Current VAT rate 12.5%
GST Rate: 18%,
Goods returned on: 31/07/2018
Condition 1: Sold within 6 months prior to D-day
Condition 2: Goods Return within 6 months of D-day
- Example 1: Atmaram and Mr. Chandaram both are registered taxpayers. Mr. Chandram levies GST at a rate of 18% on the goods returned and claims 12.5% tax paid earlier against it. Mr. Atmaram claims the GST has borne by him as an input credit.
- Example 2: Chandaram is an unregistered taxpayer. Mr. Atmaram is eligible for a refund of VAT paid at 12.5%.
- Example 3: Atmaram and Mr. Chandaram are both registered taxpayers, goods are exempt in the present regime. No tax is levied on goods returned.
- Example 4: Atmaram and Mr. Chandaram are both registered taxpayers; goods are exempt in current regime; goods are returned by Mr.Chandaram on 31/01/2018. As Condition 2 is not satisfied, Mr. Chandaram must levy GST at a rate of 18%.
- Example 5: Chandaram is an unregistered taxpayer; goods returned are exempt in the current regime. There is no tax implication.

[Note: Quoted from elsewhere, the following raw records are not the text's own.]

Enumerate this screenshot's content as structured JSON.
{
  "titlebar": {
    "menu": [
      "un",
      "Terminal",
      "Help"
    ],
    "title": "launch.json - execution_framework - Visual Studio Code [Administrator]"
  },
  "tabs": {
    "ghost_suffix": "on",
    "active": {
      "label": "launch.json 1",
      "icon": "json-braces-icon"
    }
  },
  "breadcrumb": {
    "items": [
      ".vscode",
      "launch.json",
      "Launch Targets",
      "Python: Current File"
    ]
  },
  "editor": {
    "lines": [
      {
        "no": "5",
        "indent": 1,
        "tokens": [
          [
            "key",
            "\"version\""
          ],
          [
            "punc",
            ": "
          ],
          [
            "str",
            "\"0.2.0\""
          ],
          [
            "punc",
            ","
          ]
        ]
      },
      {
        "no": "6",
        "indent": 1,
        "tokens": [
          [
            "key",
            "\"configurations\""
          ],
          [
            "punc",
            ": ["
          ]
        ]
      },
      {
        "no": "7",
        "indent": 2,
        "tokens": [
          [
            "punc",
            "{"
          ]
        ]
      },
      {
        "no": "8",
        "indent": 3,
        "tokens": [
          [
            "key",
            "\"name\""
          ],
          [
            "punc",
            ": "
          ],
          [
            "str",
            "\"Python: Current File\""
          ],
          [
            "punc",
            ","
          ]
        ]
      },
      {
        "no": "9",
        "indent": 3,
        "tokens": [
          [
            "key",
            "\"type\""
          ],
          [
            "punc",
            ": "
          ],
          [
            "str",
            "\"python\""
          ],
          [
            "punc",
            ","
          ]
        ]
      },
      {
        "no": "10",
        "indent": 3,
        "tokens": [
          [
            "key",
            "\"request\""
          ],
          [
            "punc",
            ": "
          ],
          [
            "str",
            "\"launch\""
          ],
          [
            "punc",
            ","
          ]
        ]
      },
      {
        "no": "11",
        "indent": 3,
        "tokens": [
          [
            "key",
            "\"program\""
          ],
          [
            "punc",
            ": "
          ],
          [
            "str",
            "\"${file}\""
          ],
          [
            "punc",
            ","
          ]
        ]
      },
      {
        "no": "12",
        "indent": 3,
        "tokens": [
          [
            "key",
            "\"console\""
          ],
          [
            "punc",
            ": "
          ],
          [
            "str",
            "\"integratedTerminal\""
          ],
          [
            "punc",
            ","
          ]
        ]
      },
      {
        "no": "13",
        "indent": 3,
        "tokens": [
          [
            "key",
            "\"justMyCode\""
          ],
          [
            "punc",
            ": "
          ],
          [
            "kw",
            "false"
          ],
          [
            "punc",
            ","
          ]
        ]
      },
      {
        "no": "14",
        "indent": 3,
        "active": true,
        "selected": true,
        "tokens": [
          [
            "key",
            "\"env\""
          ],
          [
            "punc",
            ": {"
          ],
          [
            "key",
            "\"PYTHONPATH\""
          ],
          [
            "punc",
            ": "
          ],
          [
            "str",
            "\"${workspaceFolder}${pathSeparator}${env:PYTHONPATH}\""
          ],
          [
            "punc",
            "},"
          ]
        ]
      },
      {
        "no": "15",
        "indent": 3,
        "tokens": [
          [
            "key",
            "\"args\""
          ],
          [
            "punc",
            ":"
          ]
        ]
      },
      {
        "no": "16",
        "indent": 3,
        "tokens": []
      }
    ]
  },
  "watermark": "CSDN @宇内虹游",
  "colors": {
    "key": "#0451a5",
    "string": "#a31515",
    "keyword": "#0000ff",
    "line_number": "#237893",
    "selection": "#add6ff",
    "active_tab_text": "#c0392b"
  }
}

Businesses should be careful and take precautions when accepting or making a return of goods and negotiating the same with vendors. Otherwise, a simple return transaction may result in a tax loss and also penalties. Both can be easily avoided by exercising proper planning and diligence.